The movie explored Landon and Jamie’s story so much more. There wasn’t such a clichéd ending either. Where I completely broke down in tears in the film, the book barely had me emoting. I remember when first reading A Walk to Remember over fifteen years ago I couldn’t think of a better piece of literature, but today having a more experienced pallet, it did not stand up to my raves. It may sound like I don’t like the book, when in fact I did – a great light read for an afternoon… I just wish it packed the punch that the movie did.

A Walk to Remember Pic 04 by Casey Carlilse

The title is tied in brilliantly within the novel, and there is a completely different interpretation for the film. Additionally, our main characters Landon and Jamie are different versions. Where Landon is more of an everyday guy in the novel, his screen counterpart (played by Shane West) is a smart-ass rebel. The latter serviced the character arc with much more dramatic flair. Jamie on the other hand was a goody-two-shoes that could do no wrong, that everybody loved for the book, yet in the film Mandy Moor played her as an understated, quite soul with an unwavering heart and unconditional kindness. Again the latter felt more realistic and fragile and was easier to identify with.

I feel like the Landon of the film was driven by his feelings to do more for Jamie – like checking off her bucket list, not afraid of rolling up his sleeves and doing some hard work to get there. In the book that impact was lost – there was maybe a couple of grand gestures leaving the story feeling rushed.

The bullying and teasing dealt with in the book was minor in comparison to that of the movie. Landon really struggles with it in the film, and lashes out, where the reaction in the book felt a little over dramatized. So too, did the reactions to Jamie’s news on the printed page… I much prefer the reveal in the film.

I’d recommend either, the book is soulful and touching; but the film crawls under your skin to squeeze your heart…

So a resounding win for the movie in my opinion!

A Walk to Remember Pic 03 by Casey Carlilse

Critique Casey by Casey Carlisle

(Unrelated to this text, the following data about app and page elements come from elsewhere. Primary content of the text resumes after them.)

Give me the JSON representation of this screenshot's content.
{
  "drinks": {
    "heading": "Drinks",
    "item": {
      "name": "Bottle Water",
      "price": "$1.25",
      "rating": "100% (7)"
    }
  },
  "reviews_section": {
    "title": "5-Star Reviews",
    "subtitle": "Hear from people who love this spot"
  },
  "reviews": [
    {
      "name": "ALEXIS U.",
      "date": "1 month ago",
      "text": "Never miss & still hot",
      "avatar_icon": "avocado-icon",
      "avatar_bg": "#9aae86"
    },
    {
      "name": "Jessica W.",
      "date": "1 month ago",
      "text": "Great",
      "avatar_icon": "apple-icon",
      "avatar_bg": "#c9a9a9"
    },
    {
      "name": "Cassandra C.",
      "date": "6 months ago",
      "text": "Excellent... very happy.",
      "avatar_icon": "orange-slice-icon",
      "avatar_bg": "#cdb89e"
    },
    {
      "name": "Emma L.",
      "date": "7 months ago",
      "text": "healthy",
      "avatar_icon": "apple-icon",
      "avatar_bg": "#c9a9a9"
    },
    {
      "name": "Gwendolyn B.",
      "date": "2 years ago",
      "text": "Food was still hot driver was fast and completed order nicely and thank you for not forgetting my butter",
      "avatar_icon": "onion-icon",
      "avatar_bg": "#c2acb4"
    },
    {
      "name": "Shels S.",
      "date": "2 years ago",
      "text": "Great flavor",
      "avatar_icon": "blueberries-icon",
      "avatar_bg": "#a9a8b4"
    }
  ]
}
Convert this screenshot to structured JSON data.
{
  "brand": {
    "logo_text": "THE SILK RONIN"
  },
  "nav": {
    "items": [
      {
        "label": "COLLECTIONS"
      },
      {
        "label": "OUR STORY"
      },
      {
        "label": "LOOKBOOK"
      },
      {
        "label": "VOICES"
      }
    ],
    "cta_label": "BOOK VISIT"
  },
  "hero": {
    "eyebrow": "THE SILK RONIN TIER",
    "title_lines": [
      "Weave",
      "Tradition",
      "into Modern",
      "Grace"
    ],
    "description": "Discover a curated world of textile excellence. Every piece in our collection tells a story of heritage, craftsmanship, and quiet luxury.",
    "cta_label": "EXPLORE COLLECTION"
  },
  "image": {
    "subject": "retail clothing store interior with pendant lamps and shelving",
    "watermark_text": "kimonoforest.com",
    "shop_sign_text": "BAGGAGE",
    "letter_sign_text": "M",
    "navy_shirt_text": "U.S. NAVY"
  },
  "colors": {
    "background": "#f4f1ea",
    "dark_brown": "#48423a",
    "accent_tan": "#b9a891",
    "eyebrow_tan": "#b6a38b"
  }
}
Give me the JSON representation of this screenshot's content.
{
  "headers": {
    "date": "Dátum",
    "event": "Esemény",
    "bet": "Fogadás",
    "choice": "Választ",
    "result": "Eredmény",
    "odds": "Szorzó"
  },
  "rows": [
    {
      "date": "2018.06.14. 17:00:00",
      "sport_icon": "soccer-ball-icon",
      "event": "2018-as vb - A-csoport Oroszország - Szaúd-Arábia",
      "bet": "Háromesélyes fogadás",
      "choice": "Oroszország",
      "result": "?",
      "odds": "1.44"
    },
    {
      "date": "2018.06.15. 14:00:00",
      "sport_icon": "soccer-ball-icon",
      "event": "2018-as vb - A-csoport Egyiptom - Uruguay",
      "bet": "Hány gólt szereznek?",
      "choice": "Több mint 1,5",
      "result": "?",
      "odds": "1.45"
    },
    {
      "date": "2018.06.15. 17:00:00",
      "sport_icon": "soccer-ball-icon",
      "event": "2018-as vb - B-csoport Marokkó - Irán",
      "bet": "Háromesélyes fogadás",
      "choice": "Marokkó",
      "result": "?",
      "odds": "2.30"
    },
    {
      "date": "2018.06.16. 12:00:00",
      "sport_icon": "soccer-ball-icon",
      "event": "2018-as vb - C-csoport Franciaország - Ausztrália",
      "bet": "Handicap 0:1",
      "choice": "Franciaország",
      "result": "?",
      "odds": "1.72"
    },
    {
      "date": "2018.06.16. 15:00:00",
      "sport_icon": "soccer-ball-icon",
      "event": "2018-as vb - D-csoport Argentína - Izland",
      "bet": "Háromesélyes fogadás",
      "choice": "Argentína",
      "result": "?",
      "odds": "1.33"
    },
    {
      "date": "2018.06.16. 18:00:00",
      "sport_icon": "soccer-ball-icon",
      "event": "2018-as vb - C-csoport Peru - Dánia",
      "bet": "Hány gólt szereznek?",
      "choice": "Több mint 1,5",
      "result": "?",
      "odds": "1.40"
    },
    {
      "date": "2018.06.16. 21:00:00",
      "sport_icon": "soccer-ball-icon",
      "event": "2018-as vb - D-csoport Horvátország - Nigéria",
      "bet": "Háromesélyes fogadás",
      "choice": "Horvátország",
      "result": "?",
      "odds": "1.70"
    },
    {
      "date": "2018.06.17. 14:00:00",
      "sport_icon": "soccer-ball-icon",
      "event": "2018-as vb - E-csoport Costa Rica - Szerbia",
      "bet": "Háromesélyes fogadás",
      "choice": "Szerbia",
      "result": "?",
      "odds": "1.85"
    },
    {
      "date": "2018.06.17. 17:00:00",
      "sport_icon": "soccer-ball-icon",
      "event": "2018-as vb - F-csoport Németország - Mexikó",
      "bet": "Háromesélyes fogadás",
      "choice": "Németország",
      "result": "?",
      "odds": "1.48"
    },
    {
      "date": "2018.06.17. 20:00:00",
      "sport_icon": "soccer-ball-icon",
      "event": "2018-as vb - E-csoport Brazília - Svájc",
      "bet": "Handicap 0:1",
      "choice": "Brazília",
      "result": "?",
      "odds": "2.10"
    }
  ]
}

© Casey Carlisle 2015. Unauthorized use and/or duplication of this material without express and written permission from this blog’s author and/or owner is strictly prohibited. Excerpts and links may be used, provided that full and clear credit is given to Casey Carlisle with appropriate and specific direction to the original content.